Task to carry out.
From the entries below, copy each line in which the word "screenshot" occurs.

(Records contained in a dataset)
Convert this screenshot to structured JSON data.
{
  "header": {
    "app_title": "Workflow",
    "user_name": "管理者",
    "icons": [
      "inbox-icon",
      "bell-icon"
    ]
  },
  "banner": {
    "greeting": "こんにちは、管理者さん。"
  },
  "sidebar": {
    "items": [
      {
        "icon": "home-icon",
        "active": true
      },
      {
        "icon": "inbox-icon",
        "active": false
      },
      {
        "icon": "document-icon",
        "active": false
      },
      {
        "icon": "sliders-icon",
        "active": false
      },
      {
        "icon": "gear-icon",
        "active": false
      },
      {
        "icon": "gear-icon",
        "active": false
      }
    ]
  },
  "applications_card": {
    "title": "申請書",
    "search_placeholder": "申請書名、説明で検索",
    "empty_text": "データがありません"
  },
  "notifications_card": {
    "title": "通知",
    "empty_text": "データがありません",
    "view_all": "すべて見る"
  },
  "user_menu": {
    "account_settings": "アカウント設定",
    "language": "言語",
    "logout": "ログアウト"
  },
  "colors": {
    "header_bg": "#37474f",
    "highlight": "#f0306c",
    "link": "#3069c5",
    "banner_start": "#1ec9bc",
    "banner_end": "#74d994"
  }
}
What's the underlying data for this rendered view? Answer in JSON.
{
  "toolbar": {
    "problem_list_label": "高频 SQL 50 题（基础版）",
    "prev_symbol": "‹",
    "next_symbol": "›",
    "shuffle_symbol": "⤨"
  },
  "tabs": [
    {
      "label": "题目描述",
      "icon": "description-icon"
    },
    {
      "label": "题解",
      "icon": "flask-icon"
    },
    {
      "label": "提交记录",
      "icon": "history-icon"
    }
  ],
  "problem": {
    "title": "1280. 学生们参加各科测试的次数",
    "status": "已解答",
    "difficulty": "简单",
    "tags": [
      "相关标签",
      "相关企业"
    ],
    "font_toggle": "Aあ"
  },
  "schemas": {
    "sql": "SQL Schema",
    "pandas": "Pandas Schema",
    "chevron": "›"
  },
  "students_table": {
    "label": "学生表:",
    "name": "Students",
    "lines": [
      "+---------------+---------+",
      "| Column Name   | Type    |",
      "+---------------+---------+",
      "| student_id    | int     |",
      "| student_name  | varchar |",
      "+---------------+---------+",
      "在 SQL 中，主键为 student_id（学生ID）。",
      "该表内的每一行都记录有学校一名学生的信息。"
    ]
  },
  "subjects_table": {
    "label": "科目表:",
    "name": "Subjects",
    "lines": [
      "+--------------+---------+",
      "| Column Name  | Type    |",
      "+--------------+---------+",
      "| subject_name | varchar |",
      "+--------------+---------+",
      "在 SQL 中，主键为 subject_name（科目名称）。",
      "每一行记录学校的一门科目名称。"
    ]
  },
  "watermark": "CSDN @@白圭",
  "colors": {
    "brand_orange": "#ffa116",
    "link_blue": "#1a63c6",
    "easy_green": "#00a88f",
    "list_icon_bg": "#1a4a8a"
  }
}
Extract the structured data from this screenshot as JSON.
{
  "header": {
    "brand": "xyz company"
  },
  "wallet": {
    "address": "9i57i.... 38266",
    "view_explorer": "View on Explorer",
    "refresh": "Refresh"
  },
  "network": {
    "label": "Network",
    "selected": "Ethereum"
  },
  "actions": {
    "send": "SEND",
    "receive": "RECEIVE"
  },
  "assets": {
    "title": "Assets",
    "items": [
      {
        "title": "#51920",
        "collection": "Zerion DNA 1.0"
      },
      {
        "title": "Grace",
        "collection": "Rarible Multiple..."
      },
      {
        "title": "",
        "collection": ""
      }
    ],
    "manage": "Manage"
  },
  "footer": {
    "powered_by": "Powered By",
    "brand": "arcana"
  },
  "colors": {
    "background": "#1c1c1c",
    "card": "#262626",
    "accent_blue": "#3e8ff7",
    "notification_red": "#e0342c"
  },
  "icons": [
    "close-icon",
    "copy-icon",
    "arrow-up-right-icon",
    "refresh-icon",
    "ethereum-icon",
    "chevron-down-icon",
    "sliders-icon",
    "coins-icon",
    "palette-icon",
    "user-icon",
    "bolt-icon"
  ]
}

Answer space.
Convert this screenshot to structured JSON data.
Extract the structured data from this screenshot as JSON.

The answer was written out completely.